Video courtesy of NYRA
Kentucky Derby winner Orb returned to the racetrack for the first time since his career-defining victory Saturday, jogging a mile under exercise rider Jenn Patterson at Belmont Park in preparation for the Preakness Stakes on May 18.
Hall of Fame trainer Shug McGaughey said Orb will gallop on Thursday morning and probably will breeze on Monday before shipping to Pimlico Race Course on Tuesday.
“The weather was terrible, so instead of galloping, he just jogged,” McGaughey said. “It was a pretty miserable morning when he went out. But Jenn said he was feeling good and moving good. All signs are good.”
ORB AT BELMONT PARK
Photo courtesy of Adam Coglianese/NYRA
Following his first Kentucky Derby win, the outpouring of congratulations and support he has received has overwhelmed McGaughey.
“It’s hugely appreciated. I appreciated the reception we got in Louisville. What’s happened after the Derby is absolutely mind-boggling and very, very flattering for me,” McGaughey said.
“The phone calls, the emails, the newspaper articles have just been absolutely wonderful. Nobody knows how much how I appreciate this reception.”
McGaughey has long been respected as a fantastic horseman who always puts the horse first in every decision when training Thoroughbreds.
“I try to conduct myself in the right way and try to run my stable in the best possible way. I try to surround myself with good people, who played a role in this,” he said. “I think that people have appreciated that. I had no idea that a horse race could bring that out.”
In other Preakness news:
Claiborne Farm’s and Adele Dilschneider’s Departing galloped 1 ½ miles on a fast track early Wednesday at Churchill Downs. Trained by Al Stall Jr., the Illinois Derby winner is scheduled to work Saturday or Sunday depending on weather. Friday’s forecast in Louisville is for scattered thunderstorms with a 50 percent chance of rain and Saturday’s outlook is for a few showers and a 30 percent chance of rain.
Itsmyluckyday, who arrived at Monmouth Park from Churchill Downs Wednesday morning, will have a new rider for the Preakness. Hall of Fame jockey John Velazquez will replace Elvis Trujillo aboard the Holy Bull Stakes winner, who finished 15th in the Kentucky Derby.
The son of Lawyer Ron had returned to the racetrack Tuesday morning at Churchill Downs, where he jogged two miles.

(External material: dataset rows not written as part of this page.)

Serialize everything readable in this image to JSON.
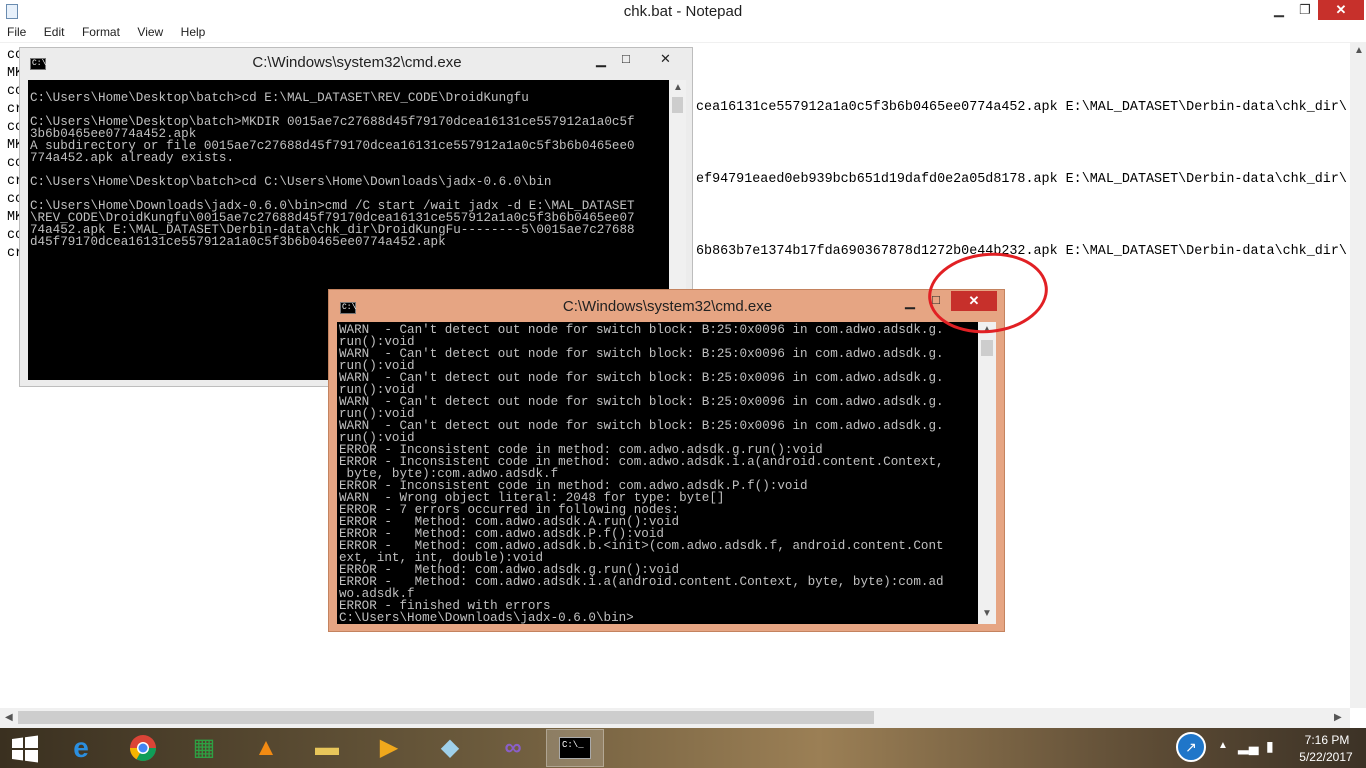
{
  "notepad": {
    "title": "chk.bat - Notepad",
    "window_controls": {
      "minimize": "▁",
      "maximize": "❐",
      "close": "✕"
    },
    "menu": [
      "File",
      "Edit",
      "Format",
      "View",
      "Help"
    ],
    "left_lines": [
      "cc",
      "MK",
      "cc",
      "cr",
      "cc",
      "MK",
      "cc",
      "cr",
      "cc",
      "MK",
      "cc",
      "cr"
    ],
    "right_lines": [
      "cea16131ce557912a1a0c5f3b6b0465ee0774a452.apk E:\\MAL_DATASET\\Derbin-data\\chk_dir\\",
      "ef94791eaed0eb939bcb651d19dafd0e2a05d8178.apk E:\\MAL_DATASET\\Derbin-data\\chk_dir\\",
      "6b863b7e1374b17fda690367878d1272b0e44b232.apk E:\\MAL_DATASET\\Derbin-data\\chk_dir\\"
    ]
  },
  "cmd1": {
    "title": "C:\\Windows\\system32\\cmd.exe",
    "icon_text": "C:\\",
    "lines": [
      "C:\\Users\\Home\\Desktop\\batch>cd E:\\MAL_DATASET\\REV_CODE\\DroidKungfu",
      "",
      "C:\\Users\\Home\\Desktop\\batch>MKDIR 0015ae7c27688d45f79170dcea16131ce557912a1a0c5f",
      "3b6b0465ee0774a452.apk",
      "A subdirectory or file 0015ae7c27688d45f79170dcea16131ce557912a1a0c5f3b6b0465ee0",
      "774a452.apk already exists.",
      "",
      "C:\\Users\\Home\\Desktop\\batch>cd C:\\Users\\Home\\Downloads\\jadx-0.6.0\\bin",
      "",
      "C:\\Users\\Home\\Downloads\\jadx-0.6.0\\bin>cmd /C start /wait jadx -d E:\\MAL_DATASET",
      "\\REV_CODE\\DroidKungfu\\0015ae7c27688d45f79170dcea16131ce557912a1a0c5f3b6b0465ee07",
      "74a452.apk E:\\MAL_DATASET\\Derbin-data\\chk_dir\\DroidKungFu--------5\\0015ae7c27688",
      "d45f79170dcea16131ce557912a1a0c5f3b6b0465ee0774a452.apk"
    ]
  },
  "cmd2": {
    "title": "C:\\Windows\\system32\\cmd.exe",
    "icon_text": "C:\\",
    "lines": [
      "WARN  - Can't detect out node for switch block: B:25:0x0096 in com.adwo.adsdk.g.",
      "run():void",
      "WARN  - Can't detect out node for switch block: B:25:0x0096 in com.adwo.adsdk.g.",
      "run():void",
      "WARN  - Can't detect out node for switch block: B:25:0x0096 in com.adwo.adsdk.g.",
      "run():void",
      "WARN  - Can't detect out node for switch block: B:25:0x0096 in com.adwo.adsdk.g.",
      "run():void",
      "WARN  - Can't detect out node for switch block: B:25:0x0096 in com.adwo.adsdk.g.",
      "run():void",
      "ERROR - Inconsistent code in method: com.adwo.adsdk.g.run():void",
      "ERROR - Inconsistent code in method: com.adwo.adsdk.i.a(android.content.Context,",
      " byte, byte):com.adwo.adsdk.f",
      "ERROR - Inconsistent code in method: com.adwo.adsdk.P.f():void",
      "WARN  - Wrong object literal: 2048 for type: byte[]",
      "ERROR - 7 errors occurred in following nodes:",
      "ERROR -   Method: com.adwo.adsdk.A.run():void",
      "ERROR -   Method: com.adwo.adsdk.P.f():void",
      "ERROR -   Method: com.adwo.adsdk.b.<init>(com.adwo.adsdk.f, android.content.Cont",
      "ext, int, int, double):void",
      "ERROR -   Method: com.adwo.adsdk.g.run():void",
      "ERROR -   Method: com.adwo.adsdk.i.a(android.content.Context, byte, byte):com.ad",
      "wo.adsdk.f",
      "ERROR - finished with errors",
      "C:\\Users\\Home\\Downloads\\jadx-0.6.0\\bin>"
    ]
  },
  "taskbar": {
    "apps": [
      {
        "name": "internet-explorer",
        "glyph": "e",
        "color": "#2b8fe0"
      },
      {
        "name": "chrome",
        "glyph": "◉",
        "color": "#e0b020"
      },
      {
        "name": "store",
        "glyph": "▦",
        "color": "#2ea043"
      },
      {
        "name": "vlc",
        "glyph": "▲",
        "color": "#f28a12"
      },
      {
        "name": "file-explorer",
        "glyph": "▬",
        "color": "#e8c65a"
      },
      {
        "name": "media-player",
        "glyph": "▶",
        "color": "#f0a81c"
      },
      {
        "name": "notepad",
        "glyph": "◆",
        "color": "#9fd0ea"
      },
      {
        "name": "visual-studio",
        "glyph": "∞",
        "color": "#8a5fc8"
      },
      {
        "name": "cmd",
        "glyph": "C:\\_",
        "color": "#ffffff"
      }
    ],
    "time": "7:16 PM",
    "date": "5/22/2017"
  }
}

Five-time Preakness-winning trainer D. Wayne Lukas has firmed up the jockey assignments for his three Preakness candidates. He reported Wednesday morning that Hall of Fame jockey Mike Smith will replace Jon Court aboard Will Take Charge, while Julien Leparoux will have the mount aboard Titletown Five and Gary Stevens will retain the mount on Oxbow.
Smith, 47, has competed in the Preakness 14 times since 1984. He picked up his lone win on Prairie Bayou in 1993 and has two seconds on his resume: Mine That Bird in 2009 and Bodemeister in 2012.
Leparoux has been blanked with five Preakness mounts, including a 2008 second-place finisher Macho Again.
Stevens has ridden two Preakness winners, Silver Charm (1997) and Point Given (2001), from 16 mounts.
Trainer Doug O’Neill’s Santa Anita Derby winner Goldencents walked the shedrow at his barn at Pimlico for 30 minutes Wednesday morning. He will return to the track at 8:30 Thursday morning for the first time since finishing 17th in the Kentucky Derby. Goldencents shipped from Kentucky Monday and was the first Preakness candidate to arrive at Pimlico.
“He’s great. He’s settled in really well,” said assistant trainer Jack Sisterson. “We’re happy with him.”
Jockey Kevin Krigger, who will be aboard Goldencents when he goes out to jog Thursday, has a mount on Sunday’s program at Pimlico.
GoldMark Farm and Whisper Hill Farm’s fifth-place Kentucky Derby finisher Mylute returned to the track for the first time since the “Run for the Roses” with an easy jog early Wednesday morning at Churchill.
“Everything was fine this morning,” trainer Tom Amoss said. “He will gallop the rest of the week and the partnership will get together Saturday after training and make a decision on the Preakness.”